This post was updated to include a comment from Lockheed Martin.
The Pentagon has formally grounded the entire Lockheed Martin F-35 Joint Strike Fighter fleet after a June 23 fire that severely damaged one aircraft on take-off.
The fleet-wide grounding suggests that the cause of the fire is much more serious than the F-35 Joint Program Office initially suspected. In the immediate aftermath of the incident, the fire was thought to be a one-off event.
“The technical air worthiness authorities of the Department of the Air Force and Department of the Navy have issued a directive to ground the F-35 fleet based on initial findings from the runway fire incident that occurred at Eglin Air Force Base on Monday, June 23,” said Pentagon Press Secretary Rear Adm. John Kirby in a statement on July 3.

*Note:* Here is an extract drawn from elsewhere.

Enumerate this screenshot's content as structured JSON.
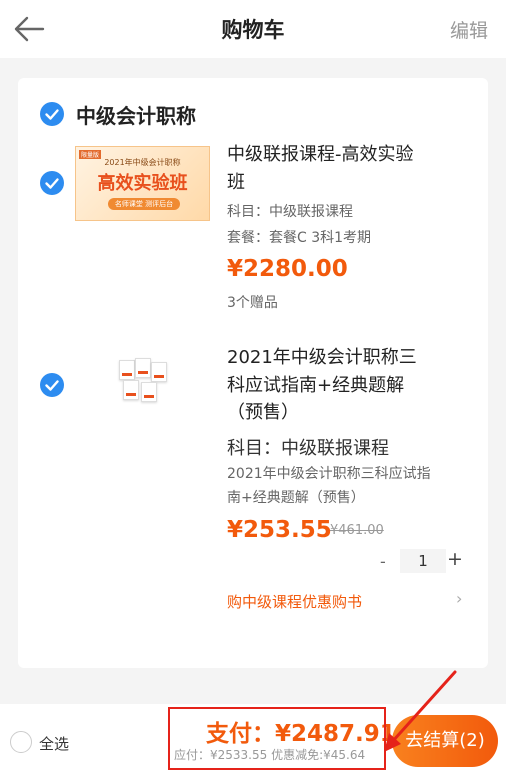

“The root cause of the incident remains under investigation.”
According to Kirby, the Pentagon has ordered additional inspections of the Pratt & Whitney F135 engine that powers the single-engine stealth fighter. Sources had suggested to USNI News that the fire—which occurred in the rear of aircraft—involved the engine and the integrated power package.
However, the latest information from the Pentagon suggests the problem stems from the engine — and could be the result either a manufacturing or design defect
“Return to flight will be determined based on inspection results and analysis of engineering data,” Kirby said. “Defense Department leadership supports this prudent approach.”
Pratt & Whitney officials said they were cooperating with the investigation.
“We are working closely with the Air Force Safety Investigation Board to determine root cause and to inspect all engines in the fleet,” said company spokesman Matthew Bates in an emailed statement to USNI News.
“Safety is our top priority. Since the incident is the subject of an investigation it is inappropriate to comment further.”
Lockheed Martin is also assisting.
“Lockheed Martin is working closely with the F-35 Joint Program Office and industry partners in supporting the AF investigation,” the company said in a statement provided to USNI News on Friday.
“Safety is our team’s top priority.”
Kirby insisted that US Marine Corps is still preparing to show off the short take-off vertical landing F-35B at the Royal International Air Tattoo and Farnborough International Air Show in Great Britain later this month despite the setback.
“Preparations continue for F-35 participation in international air shows in the United Kingdom, however a final decision will come early next week,” Kirby said.